▶ _WHAT THE EXERCISE ASKS_:
Within the data below, count the lines that include the word "Healform". Provide the number and nothing further.

▶ _RECORDS TO USE_:
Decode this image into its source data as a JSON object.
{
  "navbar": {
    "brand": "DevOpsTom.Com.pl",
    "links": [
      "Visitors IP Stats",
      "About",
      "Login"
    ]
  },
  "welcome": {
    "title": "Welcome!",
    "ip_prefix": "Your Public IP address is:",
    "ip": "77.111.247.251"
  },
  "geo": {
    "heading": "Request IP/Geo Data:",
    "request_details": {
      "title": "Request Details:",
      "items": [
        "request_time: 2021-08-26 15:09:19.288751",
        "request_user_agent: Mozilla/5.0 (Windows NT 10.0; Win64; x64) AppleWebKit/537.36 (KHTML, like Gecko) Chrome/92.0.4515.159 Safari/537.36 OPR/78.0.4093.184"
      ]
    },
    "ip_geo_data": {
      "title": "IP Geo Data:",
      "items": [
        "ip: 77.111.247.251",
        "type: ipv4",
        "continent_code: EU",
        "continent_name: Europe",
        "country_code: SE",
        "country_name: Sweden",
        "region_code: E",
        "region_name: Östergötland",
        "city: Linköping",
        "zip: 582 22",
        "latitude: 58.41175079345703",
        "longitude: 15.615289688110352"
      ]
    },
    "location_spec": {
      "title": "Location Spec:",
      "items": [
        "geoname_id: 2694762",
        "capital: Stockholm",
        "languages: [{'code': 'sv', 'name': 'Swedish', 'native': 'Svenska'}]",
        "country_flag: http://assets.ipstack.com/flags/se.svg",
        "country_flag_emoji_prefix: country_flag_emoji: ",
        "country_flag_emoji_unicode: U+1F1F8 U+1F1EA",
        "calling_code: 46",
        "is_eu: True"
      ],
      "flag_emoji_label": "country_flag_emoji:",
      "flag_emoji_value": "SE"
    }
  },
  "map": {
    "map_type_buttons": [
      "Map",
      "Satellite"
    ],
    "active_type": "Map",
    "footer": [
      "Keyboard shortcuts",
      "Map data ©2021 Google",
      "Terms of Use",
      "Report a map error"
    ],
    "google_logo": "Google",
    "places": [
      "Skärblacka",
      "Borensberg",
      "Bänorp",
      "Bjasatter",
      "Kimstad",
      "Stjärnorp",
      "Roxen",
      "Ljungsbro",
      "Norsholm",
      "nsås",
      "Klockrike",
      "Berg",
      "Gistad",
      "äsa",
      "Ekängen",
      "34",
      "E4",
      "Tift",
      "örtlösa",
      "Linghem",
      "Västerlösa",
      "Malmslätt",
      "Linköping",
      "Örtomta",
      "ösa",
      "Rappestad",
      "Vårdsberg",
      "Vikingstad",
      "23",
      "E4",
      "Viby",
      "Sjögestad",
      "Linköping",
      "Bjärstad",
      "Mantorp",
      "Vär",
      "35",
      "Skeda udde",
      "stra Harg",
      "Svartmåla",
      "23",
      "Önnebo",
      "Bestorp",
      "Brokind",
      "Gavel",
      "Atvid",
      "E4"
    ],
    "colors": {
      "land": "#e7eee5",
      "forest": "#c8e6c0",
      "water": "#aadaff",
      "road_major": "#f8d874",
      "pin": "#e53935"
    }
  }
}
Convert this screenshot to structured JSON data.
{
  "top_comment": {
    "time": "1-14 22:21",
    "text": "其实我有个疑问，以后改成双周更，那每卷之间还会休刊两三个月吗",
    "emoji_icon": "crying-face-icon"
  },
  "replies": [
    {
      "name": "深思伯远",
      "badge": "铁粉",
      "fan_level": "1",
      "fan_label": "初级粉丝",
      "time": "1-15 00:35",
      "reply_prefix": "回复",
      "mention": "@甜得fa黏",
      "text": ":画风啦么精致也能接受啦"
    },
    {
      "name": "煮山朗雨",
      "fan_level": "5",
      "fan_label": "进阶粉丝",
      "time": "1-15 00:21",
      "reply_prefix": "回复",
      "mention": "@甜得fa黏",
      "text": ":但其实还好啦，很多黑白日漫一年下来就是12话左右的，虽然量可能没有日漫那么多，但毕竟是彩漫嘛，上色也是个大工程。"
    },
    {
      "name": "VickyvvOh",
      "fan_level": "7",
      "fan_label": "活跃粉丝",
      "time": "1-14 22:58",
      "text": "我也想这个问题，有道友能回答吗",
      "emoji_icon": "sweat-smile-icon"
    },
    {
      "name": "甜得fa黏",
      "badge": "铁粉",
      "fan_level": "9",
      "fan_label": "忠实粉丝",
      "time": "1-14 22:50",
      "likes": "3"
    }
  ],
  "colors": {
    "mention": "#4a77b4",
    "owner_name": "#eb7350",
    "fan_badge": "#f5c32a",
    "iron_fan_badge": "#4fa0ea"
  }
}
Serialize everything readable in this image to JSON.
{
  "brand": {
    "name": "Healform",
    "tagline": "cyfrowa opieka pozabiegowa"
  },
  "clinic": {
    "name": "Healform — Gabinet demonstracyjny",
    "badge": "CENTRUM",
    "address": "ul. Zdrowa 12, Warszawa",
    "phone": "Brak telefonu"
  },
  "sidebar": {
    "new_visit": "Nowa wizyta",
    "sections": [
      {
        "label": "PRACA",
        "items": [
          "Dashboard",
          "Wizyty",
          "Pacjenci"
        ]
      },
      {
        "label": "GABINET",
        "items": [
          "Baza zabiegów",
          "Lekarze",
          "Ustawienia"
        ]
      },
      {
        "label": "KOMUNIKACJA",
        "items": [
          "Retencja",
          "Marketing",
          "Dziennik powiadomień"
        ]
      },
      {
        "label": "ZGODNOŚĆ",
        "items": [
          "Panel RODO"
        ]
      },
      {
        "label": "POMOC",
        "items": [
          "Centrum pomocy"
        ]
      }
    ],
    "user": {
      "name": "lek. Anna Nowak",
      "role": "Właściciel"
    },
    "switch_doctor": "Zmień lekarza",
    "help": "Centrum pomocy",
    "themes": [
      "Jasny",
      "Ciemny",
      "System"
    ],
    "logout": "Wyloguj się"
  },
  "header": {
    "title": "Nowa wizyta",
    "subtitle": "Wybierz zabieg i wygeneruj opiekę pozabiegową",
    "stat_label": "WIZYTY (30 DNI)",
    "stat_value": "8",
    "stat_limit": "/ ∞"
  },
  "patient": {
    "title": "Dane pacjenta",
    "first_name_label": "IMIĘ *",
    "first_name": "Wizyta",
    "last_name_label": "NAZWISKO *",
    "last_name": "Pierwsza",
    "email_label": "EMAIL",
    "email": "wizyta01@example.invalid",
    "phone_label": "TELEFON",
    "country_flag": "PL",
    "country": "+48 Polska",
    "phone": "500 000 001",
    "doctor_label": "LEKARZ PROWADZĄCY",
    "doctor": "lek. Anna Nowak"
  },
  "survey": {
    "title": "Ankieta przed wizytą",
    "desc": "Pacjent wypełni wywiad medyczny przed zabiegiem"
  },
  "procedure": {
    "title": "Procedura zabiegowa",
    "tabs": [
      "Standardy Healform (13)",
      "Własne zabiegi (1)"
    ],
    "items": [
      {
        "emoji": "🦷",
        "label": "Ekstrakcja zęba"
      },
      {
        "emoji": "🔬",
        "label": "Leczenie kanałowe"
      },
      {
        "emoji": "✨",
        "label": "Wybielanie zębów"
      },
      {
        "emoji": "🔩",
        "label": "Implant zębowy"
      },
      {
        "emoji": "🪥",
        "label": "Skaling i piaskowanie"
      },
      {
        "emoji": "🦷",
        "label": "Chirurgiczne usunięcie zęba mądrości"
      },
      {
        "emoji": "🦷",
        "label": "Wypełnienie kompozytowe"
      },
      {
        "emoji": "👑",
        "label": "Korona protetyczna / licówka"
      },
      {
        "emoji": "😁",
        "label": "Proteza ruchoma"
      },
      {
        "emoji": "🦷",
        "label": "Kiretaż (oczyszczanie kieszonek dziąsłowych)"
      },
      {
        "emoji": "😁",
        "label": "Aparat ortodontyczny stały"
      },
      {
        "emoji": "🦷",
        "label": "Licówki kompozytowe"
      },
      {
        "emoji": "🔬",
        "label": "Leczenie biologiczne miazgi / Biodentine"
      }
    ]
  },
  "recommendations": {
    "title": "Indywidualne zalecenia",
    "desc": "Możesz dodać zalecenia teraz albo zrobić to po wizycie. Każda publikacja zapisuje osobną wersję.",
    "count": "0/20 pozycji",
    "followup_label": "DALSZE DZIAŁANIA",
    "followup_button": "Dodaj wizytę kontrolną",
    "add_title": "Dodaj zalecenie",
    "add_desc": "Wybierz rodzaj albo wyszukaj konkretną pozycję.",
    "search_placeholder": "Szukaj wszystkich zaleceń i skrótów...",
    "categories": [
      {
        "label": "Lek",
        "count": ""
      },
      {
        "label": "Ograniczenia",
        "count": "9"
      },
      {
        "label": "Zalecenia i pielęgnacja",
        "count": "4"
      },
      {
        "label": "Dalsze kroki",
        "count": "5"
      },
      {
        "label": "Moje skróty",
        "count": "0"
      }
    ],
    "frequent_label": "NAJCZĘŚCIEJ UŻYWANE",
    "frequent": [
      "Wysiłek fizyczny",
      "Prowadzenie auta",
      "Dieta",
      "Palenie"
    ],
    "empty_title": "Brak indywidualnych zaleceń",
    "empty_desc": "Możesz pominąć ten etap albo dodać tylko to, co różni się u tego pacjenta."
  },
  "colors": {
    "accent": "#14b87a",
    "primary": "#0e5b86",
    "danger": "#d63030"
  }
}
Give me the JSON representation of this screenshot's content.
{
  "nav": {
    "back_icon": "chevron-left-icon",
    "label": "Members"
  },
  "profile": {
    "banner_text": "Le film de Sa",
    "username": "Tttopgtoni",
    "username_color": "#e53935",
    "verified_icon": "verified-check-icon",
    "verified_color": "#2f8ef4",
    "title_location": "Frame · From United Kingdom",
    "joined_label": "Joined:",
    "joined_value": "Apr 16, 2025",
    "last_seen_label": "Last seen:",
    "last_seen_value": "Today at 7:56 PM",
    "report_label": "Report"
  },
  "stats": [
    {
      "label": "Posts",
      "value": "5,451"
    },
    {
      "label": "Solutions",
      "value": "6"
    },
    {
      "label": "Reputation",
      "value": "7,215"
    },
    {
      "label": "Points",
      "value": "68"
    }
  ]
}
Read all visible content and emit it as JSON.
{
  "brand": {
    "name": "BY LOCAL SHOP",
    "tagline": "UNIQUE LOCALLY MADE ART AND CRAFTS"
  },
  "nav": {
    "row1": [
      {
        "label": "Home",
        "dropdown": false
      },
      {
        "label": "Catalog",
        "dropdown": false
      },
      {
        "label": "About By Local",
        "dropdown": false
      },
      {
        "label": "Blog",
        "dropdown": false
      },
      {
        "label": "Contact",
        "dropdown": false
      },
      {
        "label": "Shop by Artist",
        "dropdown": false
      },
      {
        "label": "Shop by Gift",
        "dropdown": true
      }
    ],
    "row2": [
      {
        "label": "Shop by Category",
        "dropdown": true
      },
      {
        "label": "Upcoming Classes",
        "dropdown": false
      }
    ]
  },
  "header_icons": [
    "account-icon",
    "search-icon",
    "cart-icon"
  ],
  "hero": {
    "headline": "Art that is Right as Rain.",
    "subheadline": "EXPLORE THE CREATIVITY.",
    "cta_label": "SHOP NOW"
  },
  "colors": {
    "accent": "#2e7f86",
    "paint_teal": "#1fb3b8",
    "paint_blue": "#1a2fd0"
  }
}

▶ _ANSWER TO THIS PROBLEM_:
3